Murnane team members in lab

A transdisciplinary approach is built into the very structure of STROBE. The center connects physicists, mathematicians, chemists and biologists from the University of California, Los Angeles; the University of California, Berkeley; the University of California, Irvine; Fort Lewis College; and Florida International University, enabling them to share information and imaging capabilities with each other. The scientists at STROBE hope this alliance—and the new, unified imaging methods that come out of it—will transform the way research is performed at CU Boulder and beyond.

Equally important is the creation and maintenance of a strong, supportive community of graduates, in both industry and national laboratories, who can advise students and connect them with opportunities.

“We want to get students networked for life,” Murnane says. “Too often, graduates dive into STEM careers without mentors or sponsors, and without the communication skills and professional development they need to succeed.” To address this, STROBE is developing innovative educational programs designed to provide students with real-world experiences and the types of professional relationships that can help them throughout their careers.

Fifty percent of STROBE’s core faculty consists of women and people from underrepresented groups, putting the center in a strong position to provide the kind of accessible, diverse community that STEM fields frequently lack. By tracking the success of its programs, the STROBE team aims to create an educational model that can be used in future NSF Science and Technology Centers.

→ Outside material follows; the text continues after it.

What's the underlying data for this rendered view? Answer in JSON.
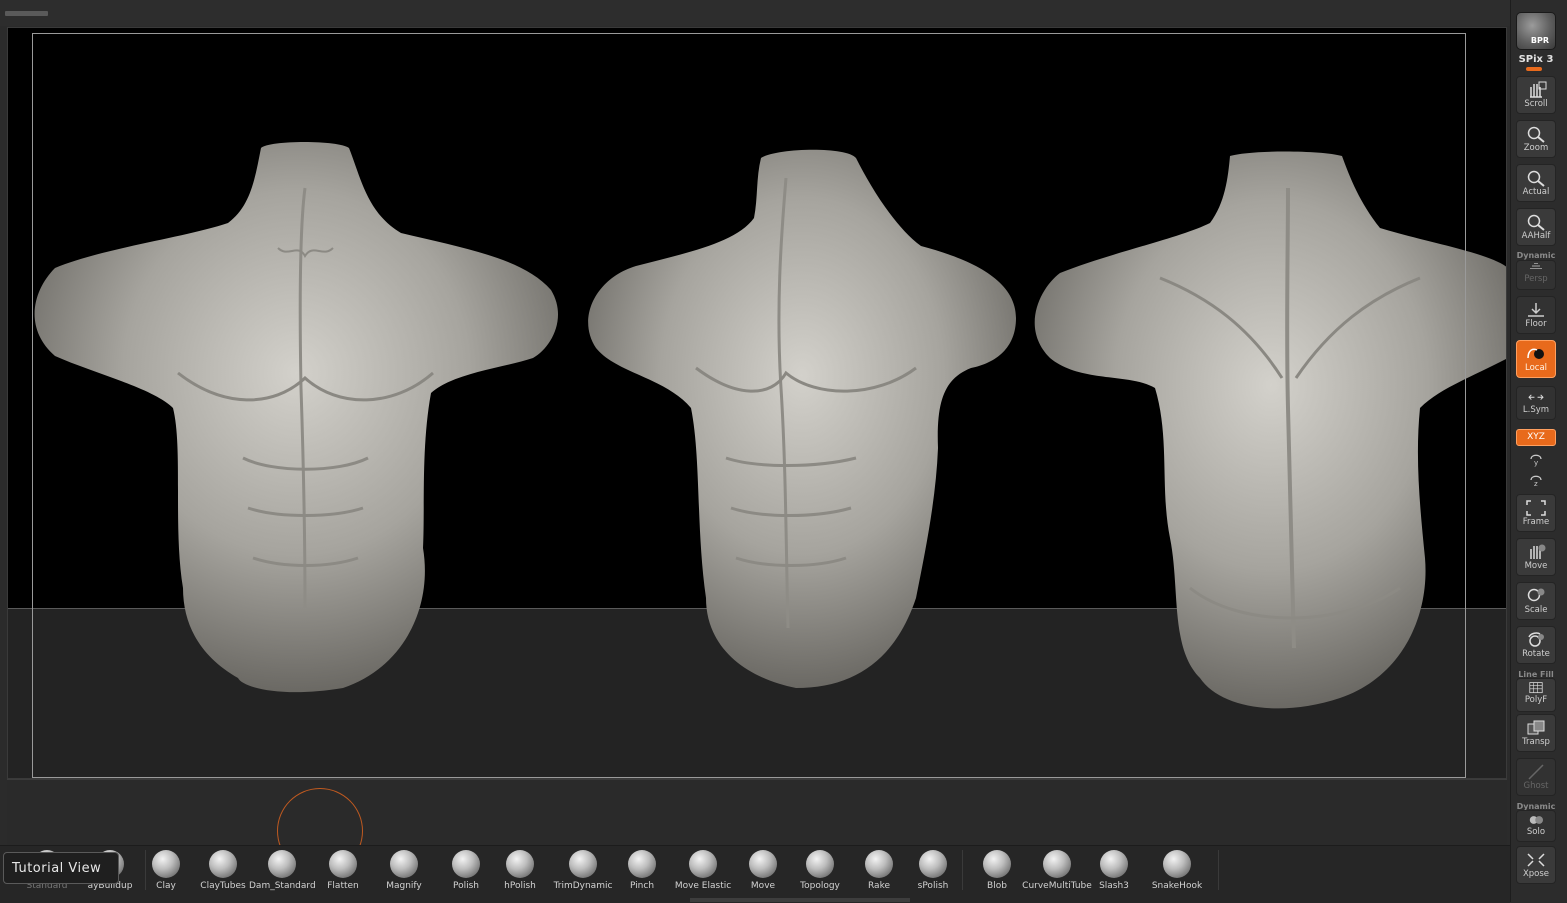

The future of imaging science, as with any field, hinges on more than just enhanced technology. It depends on the skill and expertise of the people trained to use it. By combining the strengths of multiple institutions to revolutionize imaging science and preparing a diverse group of students to be globally competitive in its use, STROBE serves as an example of a new type of research center: where cuttingedge methods are performed and taught with an eye to improving the quality of research everywhere, and where strengthening collaborative partnerships makes world-changing impact possible.